Colour print of close-ups of the visible surface of the Sun

1872 in Cambridge
Etienne Leopold Trouvelot

One of eight colour lithographs (Pl.5) with window mounts of six colour sketches showing sunspots in white light, drawn by Etienne Leopold Trouvelot in 1872. Successive views of a sun spot, March 28th, 12 20; March 30th 3 30; April 1st, ; April 2nd; April 3rd; April 4th;

Lithographic colour print issued by Harvard College Observatory in 1876, showing close-ups of the solar photosphere, the visible surface of the Sun. Based on sketches made Etienne Leopold Trouvelot (1827-1895), a French artist, they show the appearance sunspots in white light on six dates during 1872. These black markings with a dark (umbra) surrounded by a lighter region (penumbra) are areas of cooler gas on the Sun's surface. With a dazzlingly bright surface and a temperature of over six thousand degrees centigrade their darkness is a contrast effects. The number of sunspots slowly increases to a maximum and then falls back in a clear 11-year cycle first recognised by the German astronomer Heinrich Schwabe in 1843.

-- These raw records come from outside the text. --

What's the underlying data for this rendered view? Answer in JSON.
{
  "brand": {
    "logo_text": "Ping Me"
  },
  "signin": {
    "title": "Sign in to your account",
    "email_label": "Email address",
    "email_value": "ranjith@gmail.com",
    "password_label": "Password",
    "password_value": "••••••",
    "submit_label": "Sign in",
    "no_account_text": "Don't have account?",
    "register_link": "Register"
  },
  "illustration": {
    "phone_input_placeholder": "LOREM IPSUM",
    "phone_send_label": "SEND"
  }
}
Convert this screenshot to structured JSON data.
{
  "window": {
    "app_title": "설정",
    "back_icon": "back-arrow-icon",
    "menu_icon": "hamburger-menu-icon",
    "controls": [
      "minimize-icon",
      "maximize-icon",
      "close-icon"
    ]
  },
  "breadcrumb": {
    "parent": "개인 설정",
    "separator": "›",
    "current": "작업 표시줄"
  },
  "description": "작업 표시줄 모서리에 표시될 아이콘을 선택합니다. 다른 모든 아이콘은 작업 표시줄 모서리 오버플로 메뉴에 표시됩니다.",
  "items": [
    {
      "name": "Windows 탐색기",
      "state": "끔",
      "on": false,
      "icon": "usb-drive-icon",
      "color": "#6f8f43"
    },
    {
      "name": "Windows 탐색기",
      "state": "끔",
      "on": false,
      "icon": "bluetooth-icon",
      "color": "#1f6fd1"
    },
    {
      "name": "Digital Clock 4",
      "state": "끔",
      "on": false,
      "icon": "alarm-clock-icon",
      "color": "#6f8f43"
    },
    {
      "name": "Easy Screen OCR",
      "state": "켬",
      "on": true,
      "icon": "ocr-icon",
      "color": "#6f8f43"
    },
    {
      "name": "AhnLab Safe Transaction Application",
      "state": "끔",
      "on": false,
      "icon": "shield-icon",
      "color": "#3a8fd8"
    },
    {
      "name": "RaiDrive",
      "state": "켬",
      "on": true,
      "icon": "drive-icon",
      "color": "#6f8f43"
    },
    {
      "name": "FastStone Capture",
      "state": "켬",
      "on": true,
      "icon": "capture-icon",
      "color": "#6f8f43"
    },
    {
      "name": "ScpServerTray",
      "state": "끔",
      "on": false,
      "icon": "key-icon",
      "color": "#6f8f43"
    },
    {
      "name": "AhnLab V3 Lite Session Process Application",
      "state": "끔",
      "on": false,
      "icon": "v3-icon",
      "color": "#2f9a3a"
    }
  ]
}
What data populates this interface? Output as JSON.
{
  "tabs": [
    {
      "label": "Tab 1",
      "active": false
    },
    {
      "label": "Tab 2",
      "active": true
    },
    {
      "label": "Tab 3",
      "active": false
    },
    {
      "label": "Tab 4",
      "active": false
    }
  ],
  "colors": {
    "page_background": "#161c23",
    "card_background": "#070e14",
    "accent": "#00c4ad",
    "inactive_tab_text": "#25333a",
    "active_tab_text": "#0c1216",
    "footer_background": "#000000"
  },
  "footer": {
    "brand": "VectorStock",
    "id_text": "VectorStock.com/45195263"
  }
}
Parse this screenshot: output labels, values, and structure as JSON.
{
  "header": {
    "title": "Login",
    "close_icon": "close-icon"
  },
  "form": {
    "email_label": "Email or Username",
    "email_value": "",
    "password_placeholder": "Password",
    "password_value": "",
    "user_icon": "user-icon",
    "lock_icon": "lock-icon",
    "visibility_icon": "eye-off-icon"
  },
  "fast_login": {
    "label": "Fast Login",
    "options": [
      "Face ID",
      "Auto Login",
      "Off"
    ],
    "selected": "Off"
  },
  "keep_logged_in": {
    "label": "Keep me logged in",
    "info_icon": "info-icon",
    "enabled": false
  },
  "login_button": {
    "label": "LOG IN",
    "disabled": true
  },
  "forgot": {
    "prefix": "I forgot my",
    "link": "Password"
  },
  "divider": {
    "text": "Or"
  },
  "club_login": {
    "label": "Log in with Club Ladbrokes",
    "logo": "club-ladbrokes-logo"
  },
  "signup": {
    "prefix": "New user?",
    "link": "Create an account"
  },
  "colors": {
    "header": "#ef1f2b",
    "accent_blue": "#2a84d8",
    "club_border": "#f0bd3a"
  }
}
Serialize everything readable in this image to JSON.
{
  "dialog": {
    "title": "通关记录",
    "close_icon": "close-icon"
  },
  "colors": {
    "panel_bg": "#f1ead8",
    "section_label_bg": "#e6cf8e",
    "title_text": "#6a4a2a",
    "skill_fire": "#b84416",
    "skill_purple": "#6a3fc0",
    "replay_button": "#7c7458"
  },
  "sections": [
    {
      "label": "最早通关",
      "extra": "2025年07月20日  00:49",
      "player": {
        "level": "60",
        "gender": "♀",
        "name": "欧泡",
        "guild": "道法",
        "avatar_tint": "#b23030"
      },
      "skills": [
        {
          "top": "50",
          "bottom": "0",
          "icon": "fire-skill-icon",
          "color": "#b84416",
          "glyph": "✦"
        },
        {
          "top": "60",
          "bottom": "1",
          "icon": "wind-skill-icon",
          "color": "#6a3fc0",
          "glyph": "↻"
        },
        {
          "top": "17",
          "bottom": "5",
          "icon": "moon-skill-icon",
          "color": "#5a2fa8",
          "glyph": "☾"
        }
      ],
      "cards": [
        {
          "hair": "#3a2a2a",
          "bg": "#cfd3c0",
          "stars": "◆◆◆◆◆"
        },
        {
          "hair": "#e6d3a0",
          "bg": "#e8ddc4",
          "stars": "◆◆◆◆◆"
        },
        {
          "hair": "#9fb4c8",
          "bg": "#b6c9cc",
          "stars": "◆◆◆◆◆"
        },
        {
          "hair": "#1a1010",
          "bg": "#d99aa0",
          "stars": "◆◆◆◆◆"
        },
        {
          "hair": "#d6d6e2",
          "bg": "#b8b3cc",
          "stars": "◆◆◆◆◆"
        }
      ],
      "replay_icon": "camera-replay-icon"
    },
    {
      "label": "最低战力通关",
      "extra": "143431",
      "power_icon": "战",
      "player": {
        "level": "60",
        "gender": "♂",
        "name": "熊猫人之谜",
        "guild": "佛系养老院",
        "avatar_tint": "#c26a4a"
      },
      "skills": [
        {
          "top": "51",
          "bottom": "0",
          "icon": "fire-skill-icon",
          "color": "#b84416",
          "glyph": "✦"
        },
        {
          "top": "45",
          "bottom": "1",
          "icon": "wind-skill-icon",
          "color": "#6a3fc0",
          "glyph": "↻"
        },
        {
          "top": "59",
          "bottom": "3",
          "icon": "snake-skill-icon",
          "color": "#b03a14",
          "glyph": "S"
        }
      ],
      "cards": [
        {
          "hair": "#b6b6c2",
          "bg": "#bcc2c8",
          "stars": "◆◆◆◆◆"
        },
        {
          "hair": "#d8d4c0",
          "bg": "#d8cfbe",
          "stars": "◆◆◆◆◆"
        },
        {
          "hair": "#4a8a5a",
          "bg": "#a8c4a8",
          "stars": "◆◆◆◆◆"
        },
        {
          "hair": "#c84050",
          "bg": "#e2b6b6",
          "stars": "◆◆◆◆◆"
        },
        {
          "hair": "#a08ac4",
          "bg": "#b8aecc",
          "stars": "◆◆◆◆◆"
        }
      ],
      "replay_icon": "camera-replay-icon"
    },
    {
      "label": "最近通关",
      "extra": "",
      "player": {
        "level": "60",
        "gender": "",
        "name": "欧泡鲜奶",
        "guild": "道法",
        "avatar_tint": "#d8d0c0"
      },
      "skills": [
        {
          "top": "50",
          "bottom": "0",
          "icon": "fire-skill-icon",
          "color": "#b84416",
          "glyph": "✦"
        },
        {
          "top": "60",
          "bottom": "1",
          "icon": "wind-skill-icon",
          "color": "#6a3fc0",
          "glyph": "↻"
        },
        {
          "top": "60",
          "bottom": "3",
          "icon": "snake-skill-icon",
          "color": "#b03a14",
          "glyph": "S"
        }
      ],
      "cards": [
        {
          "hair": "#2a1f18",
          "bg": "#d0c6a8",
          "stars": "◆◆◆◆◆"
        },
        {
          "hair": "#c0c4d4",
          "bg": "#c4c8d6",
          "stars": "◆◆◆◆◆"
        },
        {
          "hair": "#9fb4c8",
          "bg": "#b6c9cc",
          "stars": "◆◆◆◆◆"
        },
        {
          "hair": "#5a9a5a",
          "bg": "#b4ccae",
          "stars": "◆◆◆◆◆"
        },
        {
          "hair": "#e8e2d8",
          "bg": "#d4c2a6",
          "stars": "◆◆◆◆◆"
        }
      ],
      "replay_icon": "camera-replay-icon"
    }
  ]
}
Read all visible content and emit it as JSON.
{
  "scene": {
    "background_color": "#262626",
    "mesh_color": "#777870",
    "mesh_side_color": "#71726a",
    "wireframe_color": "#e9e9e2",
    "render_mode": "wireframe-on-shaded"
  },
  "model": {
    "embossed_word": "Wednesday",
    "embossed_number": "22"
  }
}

Object Number:
Normal School of Science (Astronomical Laboratory)